Exercise details
Find where "Convert this screenshot" appears in the entries below. That line and all lines after it, through the last, are to be duplicated exactly, with nothing else.

### Data ###

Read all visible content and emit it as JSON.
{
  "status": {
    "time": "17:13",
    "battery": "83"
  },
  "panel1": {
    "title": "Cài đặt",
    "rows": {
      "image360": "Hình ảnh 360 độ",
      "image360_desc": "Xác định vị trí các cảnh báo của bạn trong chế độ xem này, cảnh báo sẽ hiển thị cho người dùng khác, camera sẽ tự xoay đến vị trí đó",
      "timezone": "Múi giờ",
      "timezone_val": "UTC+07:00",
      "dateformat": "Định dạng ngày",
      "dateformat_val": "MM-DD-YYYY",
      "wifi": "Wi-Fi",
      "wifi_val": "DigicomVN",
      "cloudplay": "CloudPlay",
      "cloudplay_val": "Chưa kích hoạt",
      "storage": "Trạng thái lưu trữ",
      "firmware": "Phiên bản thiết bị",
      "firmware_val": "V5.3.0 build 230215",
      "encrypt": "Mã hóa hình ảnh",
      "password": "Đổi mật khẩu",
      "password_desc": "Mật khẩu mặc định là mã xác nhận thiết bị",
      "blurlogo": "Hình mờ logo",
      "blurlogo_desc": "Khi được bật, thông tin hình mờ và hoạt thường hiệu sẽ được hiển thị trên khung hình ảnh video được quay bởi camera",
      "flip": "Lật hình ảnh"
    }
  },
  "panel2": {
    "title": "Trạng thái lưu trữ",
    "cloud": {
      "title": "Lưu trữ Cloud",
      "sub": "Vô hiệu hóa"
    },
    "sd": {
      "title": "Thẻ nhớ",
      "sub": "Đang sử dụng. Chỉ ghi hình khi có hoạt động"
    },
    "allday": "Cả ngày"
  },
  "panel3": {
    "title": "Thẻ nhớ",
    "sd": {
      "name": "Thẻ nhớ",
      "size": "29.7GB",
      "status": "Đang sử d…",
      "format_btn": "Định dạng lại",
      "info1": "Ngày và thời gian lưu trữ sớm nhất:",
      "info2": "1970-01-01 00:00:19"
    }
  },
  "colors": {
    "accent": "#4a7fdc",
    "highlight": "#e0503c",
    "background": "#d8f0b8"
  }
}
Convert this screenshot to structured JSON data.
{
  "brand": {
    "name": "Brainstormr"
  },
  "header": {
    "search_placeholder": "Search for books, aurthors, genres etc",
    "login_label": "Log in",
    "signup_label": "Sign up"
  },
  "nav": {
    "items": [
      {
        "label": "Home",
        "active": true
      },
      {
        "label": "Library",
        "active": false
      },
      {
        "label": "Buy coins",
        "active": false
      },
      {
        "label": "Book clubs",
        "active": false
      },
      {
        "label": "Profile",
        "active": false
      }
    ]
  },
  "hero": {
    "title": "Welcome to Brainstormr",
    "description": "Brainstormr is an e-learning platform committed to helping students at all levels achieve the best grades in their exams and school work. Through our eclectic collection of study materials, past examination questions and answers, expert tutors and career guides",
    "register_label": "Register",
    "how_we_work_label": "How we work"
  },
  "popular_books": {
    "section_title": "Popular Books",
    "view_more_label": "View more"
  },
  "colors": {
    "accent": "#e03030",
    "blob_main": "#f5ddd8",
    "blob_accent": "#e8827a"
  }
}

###

Written answer
Convert this screenshot to structured JSON data.
{
  "brand": {
    "name": "Brainstormr"
  },
  "header": {
    "search_placeholder": "Search for books, aurthors, genres etc",
    "login_label": "Log in",
    "signup_label": "Sign up"
  },
  "nav": {
    "items": [
      {
        "label": "Home",
        "active": true
      },
      {
        "label": "Library",
        "active": false
      },
      {
        "label": "Buy coins",
        "active": false
      },
      {
        "label": "Book clubs",
        "active": false
      },
      {
        "label": "Profile",
        "active": false
      }
    ]
  },
  "hero": {
    "title": "Welcome to Brainstormr",
    "description": "Brainstormr is an e-learning platform committed to helping students at all levels achieve the best grades in their exams and school work. Through our eclectic collection of study materials, past examination questions and answers, expert tutors and career guides",
    "register_label": "Register",
    "how_we_work_label": "How we work"
  },
  "popular_books": {
    "section_title": "Popular Books",
    "view_more_label": "View more"
  },
  "colors": {
    "accent": "#e03030",
    "blob_main": "#f5ddd8",
    "blob_accent": "#e8827a"
  }
}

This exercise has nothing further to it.